(Component data from apps and pages)
--------

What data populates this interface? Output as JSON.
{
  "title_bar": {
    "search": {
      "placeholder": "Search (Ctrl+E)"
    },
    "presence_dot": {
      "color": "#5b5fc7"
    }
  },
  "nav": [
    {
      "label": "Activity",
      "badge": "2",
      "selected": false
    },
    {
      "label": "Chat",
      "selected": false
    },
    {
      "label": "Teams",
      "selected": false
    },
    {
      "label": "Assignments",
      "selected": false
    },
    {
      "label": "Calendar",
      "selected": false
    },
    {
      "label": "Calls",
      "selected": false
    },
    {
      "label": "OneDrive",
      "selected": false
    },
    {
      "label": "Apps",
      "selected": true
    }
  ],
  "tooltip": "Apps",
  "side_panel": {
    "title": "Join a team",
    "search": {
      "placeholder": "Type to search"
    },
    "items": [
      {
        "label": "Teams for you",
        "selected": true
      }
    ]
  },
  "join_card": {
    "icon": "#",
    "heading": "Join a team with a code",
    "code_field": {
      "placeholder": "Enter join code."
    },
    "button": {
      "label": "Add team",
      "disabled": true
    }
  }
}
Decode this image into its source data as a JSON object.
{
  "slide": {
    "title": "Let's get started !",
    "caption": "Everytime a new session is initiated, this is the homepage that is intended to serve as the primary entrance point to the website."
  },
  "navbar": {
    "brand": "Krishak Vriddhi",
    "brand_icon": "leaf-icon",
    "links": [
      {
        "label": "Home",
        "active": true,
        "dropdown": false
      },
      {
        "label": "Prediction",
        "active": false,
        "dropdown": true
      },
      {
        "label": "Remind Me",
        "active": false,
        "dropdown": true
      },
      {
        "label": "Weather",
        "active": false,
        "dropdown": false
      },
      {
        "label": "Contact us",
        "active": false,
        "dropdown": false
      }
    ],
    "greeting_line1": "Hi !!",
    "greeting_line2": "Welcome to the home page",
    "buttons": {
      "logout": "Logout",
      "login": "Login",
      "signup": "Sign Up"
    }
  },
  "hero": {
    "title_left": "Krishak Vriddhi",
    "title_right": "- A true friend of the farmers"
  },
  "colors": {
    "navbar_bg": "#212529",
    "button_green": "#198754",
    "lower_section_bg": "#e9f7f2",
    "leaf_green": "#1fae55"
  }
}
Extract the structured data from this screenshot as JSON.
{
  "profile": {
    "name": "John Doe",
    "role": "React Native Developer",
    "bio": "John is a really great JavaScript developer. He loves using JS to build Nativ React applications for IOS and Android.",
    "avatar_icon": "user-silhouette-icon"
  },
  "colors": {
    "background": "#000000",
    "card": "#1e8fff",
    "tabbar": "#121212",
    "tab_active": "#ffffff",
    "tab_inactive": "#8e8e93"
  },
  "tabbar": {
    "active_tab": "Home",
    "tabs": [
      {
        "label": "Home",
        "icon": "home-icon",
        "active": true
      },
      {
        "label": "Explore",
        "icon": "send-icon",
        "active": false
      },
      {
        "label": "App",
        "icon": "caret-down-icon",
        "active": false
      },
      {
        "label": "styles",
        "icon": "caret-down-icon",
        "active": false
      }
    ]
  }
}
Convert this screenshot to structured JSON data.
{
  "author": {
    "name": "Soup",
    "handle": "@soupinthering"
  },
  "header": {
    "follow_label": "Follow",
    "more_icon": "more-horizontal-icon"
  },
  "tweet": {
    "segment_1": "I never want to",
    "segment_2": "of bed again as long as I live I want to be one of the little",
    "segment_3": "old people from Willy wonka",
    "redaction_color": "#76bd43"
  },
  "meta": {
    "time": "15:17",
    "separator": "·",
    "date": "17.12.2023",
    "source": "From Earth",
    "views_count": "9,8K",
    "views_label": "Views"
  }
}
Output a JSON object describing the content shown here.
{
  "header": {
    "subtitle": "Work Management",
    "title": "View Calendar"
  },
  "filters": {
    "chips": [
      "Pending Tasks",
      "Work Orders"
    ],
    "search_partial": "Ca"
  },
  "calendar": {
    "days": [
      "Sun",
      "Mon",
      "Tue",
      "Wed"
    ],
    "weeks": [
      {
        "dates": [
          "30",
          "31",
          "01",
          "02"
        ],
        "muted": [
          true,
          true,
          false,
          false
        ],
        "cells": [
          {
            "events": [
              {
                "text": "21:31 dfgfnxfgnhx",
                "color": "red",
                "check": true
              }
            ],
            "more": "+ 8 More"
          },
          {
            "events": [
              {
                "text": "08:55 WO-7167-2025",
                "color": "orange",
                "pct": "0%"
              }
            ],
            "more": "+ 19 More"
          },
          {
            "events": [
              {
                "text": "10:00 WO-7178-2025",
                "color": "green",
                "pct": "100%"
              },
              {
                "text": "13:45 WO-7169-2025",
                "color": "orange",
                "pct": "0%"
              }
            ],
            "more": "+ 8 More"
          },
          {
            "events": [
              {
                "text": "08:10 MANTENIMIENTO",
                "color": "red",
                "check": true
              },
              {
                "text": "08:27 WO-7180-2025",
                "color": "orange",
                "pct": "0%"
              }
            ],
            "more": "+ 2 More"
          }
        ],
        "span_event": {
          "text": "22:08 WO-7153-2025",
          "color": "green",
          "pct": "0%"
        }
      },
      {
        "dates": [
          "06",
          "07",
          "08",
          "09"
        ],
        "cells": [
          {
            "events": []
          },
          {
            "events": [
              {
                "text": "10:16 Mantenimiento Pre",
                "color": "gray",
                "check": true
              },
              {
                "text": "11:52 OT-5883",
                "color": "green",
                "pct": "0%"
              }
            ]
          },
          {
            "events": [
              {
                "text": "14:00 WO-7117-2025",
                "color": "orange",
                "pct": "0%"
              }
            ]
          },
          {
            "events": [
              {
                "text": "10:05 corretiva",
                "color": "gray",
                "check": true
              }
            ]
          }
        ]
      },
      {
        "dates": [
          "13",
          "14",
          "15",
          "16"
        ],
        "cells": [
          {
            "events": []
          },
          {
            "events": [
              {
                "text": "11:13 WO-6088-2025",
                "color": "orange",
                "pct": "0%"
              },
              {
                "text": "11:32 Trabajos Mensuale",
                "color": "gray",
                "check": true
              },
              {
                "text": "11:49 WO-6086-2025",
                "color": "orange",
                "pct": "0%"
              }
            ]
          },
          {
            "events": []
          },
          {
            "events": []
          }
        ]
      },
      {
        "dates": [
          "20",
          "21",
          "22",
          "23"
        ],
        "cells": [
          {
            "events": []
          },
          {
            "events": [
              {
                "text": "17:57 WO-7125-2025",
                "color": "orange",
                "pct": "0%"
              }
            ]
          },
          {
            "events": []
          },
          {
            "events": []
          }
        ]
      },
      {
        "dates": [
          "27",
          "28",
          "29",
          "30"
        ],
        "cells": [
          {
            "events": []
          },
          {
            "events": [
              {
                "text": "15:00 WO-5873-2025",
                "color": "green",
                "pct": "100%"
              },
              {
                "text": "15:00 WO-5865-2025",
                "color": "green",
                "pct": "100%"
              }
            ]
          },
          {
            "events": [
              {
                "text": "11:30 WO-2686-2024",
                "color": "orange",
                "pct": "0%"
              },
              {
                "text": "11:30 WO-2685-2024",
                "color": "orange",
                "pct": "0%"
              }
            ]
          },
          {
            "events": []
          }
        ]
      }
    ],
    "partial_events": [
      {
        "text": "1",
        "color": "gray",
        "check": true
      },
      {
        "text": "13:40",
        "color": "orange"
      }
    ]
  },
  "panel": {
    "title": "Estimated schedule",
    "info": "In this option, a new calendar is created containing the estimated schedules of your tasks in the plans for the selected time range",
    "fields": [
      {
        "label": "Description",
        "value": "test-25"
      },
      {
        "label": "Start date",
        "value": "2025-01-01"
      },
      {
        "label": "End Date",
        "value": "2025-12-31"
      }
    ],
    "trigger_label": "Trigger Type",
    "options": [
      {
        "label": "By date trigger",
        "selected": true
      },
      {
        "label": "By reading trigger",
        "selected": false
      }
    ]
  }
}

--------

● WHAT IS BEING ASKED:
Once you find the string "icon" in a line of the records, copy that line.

● TASK OUTPUT:
    "icon": "#",
    "brand_icon": "leaf-icon",
    "avatar_icon": "user-silhouette-icon"
        "icon": "home-icon",
        "icon": "send-icon",
        "icon": "caret-down-icon",
        "icon": "caret-down-icon",
    "more_icon": "more-horizontal-icon"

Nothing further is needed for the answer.